If you’ve been diagnosed with Obstructive Sleep Apnea (OSA) you are probably familiar with a Continuous Positive Airway Pressure (CPAP) machine. CPAP is the most widely used form of treatment for sleep apnea. However, many patients suffering from mild to moderate sleep apnea find that their symptoms can be managed by a custom dental appliance.
If you are having trouble sleeping while using your CPAP machine, or you find that the side effects of CPAP treatment are too overwhelming, you may want to talk with your doctor about a custom dental appliance for treating sleep apnea.
Dental appliances for sleep apnea are used by millions of Americans around the country in place of a CPAP machine. While a CPAP machine utilizes air pressure to help you breathe, a dental appliance simply holds your airways open, allowing air to move naturally through your airways and lungs.
Mandibular Advancement Devices are the most commonly prescribed form of dental appliances for sleep apnea. MADs look similar to the basic mouthguards used by athletes, except that they snap over the upper and lower dental arches and shift the lower jaw forward. By adjusting the lower jaw, MADs hold your airway open while you sleep, allowing air to pass freely in and out of your lungs.
Tongue Retaining Devices are less common but still effective. Rather than shifting the lower jaw forward, TRDs are basically a splint that holds the tongue in place. This prevents your tongue from slipping back into your mouth and closing off your airway while you sleep.
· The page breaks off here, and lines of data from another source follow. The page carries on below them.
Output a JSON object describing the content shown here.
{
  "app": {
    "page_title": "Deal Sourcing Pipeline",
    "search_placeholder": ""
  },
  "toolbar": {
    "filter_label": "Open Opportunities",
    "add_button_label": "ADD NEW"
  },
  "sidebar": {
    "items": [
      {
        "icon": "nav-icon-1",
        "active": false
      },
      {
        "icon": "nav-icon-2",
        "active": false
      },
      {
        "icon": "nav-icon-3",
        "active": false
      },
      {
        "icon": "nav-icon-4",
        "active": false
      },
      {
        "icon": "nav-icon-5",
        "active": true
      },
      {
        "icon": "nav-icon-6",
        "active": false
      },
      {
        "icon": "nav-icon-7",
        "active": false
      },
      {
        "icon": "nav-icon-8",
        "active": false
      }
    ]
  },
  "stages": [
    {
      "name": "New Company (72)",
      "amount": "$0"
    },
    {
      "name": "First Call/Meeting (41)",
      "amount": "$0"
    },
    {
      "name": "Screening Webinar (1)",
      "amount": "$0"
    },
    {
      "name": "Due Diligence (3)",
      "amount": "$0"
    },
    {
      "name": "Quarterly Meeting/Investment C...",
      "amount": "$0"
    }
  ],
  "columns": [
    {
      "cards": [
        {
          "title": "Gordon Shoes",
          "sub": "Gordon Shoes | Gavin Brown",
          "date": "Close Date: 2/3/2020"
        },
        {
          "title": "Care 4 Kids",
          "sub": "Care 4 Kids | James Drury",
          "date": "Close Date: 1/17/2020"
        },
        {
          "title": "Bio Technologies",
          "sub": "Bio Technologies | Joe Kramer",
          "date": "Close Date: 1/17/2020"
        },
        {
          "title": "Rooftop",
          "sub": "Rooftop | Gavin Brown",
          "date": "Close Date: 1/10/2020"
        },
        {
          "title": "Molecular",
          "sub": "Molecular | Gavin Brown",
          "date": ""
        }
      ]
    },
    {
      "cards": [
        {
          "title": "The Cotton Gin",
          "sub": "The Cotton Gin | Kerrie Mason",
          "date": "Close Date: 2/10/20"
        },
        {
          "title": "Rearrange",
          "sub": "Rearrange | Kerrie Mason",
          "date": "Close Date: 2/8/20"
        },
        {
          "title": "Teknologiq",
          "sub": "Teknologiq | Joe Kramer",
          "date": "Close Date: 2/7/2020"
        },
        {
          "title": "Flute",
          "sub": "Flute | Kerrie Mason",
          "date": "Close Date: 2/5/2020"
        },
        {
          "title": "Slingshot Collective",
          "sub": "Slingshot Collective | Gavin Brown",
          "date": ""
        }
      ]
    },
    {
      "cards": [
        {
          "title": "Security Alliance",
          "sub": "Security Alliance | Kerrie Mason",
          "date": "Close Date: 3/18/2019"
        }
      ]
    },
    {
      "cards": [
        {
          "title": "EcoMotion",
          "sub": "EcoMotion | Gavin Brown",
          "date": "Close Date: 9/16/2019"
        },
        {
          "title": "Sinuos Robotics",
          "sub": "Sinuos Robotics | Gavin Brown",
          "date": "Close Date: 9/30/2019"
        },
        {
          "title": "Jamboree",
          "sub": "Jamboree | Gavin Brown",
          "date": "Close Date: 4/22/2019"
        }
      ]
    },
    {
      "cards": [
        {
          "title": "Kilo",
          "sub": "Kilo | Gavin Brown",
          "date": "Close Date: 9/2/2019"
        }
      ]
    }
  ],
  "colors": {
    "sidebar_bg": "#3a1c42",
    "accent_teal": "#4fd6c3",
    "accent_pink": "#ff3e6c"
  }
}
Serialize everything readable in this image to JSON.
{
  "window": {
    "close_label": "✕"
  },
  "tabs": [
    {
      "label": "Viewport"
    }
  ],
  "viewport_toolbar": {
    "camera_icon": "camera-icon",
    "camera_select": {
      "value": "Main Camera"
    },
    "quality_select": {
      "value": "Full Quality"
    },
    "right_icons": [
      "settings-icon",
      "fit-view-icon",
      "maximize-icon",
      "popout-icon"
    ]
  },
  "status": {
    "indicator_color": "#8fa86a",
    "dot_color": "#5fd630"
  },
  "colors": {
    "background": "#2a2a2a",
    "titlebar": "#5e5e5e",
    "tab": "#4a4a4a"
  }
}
Dental appliances for sleep apnea are custom-made for each patient. You must order one from a qualified dentist who can properly measure and design the dental appliance so that it fits your mouth perfectly.
CPAP remains the most common and most effective form of treatment for sleep apnea. However, for patients who suffer from mild to moderate OSA, a CPAP machine may not be necessary. If your sleep apnea is not severe, then a dental appliance such as a Mandibular Advancement Device or Tongue Retaining Device may be a better option for you.
Dental appliances for sleep apnea are also an alternative for those patients who simply cannot tolerate a CPAP machine. Even patients with more severe symptoms may be aided by a dental device if they find it impossible to sleep while using CPAP.
If you believe that a dental appliance may work in treating your sleep apnea, talk to Dr. Mark Thiele about your options.